- Type the name of the new function:
Press Enter to move the text cursor inside the function.
- Press Enter once more to confirm the suggested body of the function.
- Now, we’re ready to implement this function!
We’re lazy and use the formula for triangular numbers:
sum = n * (n + 1) / 2. We’re using an arithmetic expression
$(( ))to calculate the result.
- Our function now looks like this:
Our function is still unused. We’ll use code completion to insert a call of it.
- Add a few empty lines at the end of the file.
- Invoke code completion with Ctrl → Space to show the name of our new function.
BashSupport Pro helps you to rename variables, functions, and more.
Renaming a Function
Let’s rename the function
To do this, place the text cursor on
It doesn’t matter if it’s the name of the definition or the name in the invocation.
Choose Refactor → Rename… to start the rename refactoring.
Enter the new name and confirm your choice with Enter .
Renaming a Variable
Variables are renamed in the same way.
Let’s rename the local variable
Place the text cursor on
n, invoke Refactor → Rename… and enter the new name of the variable.
As you can see, the definition and all references have been updated.
The spacing and indentation of our file needs a cleanup. Let’s reformat it!
Invoke Code → Reformat File to choose how to reformat it. Choose Whole file, because that’s supported best.
Confirm your choice with Enter to reformat the file. It now looks like this:
Navigating in Your Script
Go To Definition
Navigate → Declaration or Usages allows you to navigate between references to functions or variables and their definitions.
Let’s practice this with the variable
- Place the text cursor on a reference to variable
- Execute Navigate → Declaration or Usages or use the matching keyboard shortcut.
- The text cursor is now at the position, where the variable is defined.
Executing Your Script
It’s time to execute our little script!
There are two ways to do this:
- Run → Run ‘quickstart.bash’
- The green arrow on the left of the first line of the editor.
Execute the script by clicking any of the two items.
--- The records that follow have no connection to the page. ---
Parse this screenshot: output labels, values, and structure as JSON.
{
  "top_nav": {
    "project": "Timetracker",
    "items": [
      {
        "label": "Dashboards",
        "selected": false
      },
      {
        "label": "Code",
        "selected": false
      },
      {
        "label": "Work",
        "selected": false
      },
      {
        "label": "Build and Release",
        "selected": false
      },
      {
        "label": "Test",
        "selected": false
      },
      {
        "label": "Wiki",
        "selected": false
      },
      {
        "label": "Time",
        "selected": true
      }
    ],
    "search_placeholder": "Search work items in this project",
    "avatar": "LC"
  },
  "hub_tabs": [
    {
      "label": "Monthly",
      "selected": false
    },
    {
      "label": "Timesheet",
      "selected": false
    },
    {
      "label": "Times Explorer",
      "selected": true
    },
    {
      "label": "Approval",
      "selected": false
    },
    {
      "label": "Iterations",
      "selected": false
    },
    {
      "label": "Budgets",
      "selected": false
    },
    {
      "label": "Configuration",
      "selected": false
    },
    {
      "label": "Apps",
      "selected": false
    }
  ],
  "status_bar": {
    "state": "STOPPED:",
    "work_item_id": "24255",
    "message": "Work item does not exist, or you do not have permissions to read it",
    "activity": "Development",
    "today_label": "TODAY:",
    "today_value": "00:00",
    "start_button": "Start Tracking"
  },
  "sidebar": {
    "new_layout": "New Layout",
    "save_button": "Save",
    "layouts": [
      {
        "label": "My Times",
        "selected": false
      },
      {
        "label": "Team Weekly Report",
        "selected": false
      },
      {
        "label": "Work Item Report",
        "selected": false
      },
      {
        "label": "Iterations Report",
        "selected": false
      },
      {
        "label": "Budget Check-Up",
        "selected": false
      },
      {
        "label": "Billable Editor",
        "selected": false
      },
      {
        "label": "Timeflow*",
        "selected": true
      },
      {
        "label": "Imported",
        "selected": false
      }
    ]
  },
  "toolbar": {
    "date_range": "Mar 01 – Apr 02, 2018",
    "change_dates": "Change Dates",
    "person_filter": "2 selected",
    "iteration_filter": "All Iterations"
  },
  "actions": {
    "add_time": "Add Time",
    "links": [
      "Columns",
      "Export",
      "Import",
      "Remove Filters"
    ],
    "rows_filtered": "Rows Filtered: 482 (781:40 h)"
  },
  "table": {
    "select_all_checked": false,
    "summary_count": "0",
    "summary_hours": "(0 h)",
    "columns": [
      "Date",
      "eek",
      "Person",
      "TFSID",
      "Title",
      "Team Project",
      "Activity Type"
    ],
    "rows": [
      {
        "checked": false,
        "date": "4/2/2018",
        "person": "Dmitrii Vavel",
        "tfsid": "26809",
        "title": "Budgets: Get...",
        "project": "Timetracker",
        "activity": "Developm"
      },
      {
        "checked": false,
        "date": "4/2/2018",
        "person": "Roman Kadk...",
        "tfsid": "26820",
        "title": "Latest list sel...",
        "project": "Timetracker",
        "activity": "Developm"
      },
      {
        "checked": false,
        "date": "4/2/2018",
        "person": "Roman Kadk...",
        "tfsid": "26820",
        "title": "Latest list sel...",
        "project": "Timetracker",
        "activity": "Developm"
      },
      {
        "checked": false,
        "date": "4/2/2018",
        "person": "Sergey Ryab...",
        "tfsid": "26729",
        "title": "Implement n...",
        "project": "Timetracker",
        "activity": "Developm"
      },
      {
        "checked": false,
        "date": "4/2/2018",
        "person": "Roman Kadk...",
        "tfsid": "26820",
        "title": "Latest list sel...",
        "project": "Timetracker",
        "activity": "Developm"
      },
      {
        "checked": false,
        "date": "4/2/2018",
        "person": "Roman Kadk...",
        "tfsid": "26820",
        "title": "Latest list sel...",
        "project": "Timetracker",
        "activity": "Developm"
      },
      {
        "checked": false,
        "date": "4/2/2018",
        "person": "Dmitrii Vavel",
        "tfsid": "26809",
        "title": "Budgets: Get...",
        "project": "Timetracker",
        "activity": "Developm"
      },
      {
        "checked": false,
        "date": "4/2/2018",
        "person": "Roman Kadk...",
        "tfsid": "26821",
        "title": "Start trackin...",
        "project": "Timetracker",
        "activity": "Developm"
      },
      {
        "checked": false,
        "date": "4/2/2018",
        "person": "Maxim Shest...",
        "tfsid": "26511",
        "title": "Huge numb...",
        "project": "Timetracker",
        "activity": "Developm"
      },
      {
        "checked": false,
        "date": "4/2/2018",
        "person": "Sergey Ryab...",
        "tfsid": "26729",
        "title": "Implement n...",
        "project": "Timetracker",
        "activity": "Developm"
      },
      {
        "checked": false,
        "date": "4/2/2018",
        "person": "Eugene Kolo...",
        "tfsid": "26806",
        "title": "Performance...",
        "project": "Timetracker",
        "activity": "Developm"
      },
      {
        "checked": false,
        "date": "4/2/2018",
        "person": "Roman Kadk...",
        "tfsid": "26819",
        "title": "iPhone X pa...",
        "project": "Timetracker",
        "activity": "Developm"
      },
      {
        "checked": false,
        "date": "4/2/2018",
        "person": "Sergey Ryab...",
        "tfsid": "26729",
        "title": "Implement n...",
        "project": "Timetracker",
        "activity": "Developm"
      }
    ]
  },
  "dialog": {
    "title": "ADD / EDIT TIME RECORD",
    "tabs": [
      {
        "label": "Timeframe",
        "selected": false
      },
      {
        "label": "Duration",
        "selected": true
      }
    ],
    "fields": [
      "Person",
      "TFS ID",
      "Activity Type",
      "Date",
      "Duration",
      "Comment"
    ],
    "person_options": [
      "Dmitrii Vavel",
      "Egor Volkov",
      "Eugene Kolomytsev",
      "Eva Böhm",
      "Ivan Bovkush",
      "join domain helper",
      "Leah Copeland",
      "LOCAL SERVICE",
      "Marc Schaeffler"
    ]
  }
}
Tool window Run is now opened and displays the output of the script.
Debugging Your Script
A breakpoint defines where the execution should pause to let you debug it. You can add a breakpoint by clicking into the empty space left of a line. A red dot signals that a breakpoint is set on a line.
Launching The Debugger
The debugger is launched in almost the same way, just use Debug ‘quickstart’ instead.
When you launch the debugger, the Debug tool window is shown.
In the tool window, you see the available variables, their current values, and more. Please refer to our documentation about the debugger to learn more about it.
Thanks for following up to the end!
There’s a lot more of what BashSupport Pro can do:
- Highlight problems in your scripts: ShellCheck and our own inspections
- Create, edit and execute bats-core tests
- More powerful navigation features
- More refactorings
- Please refer to our complete documentation to learn more about all the other available features.
Contact us if you have questions or other feedback about BashSupport Pro.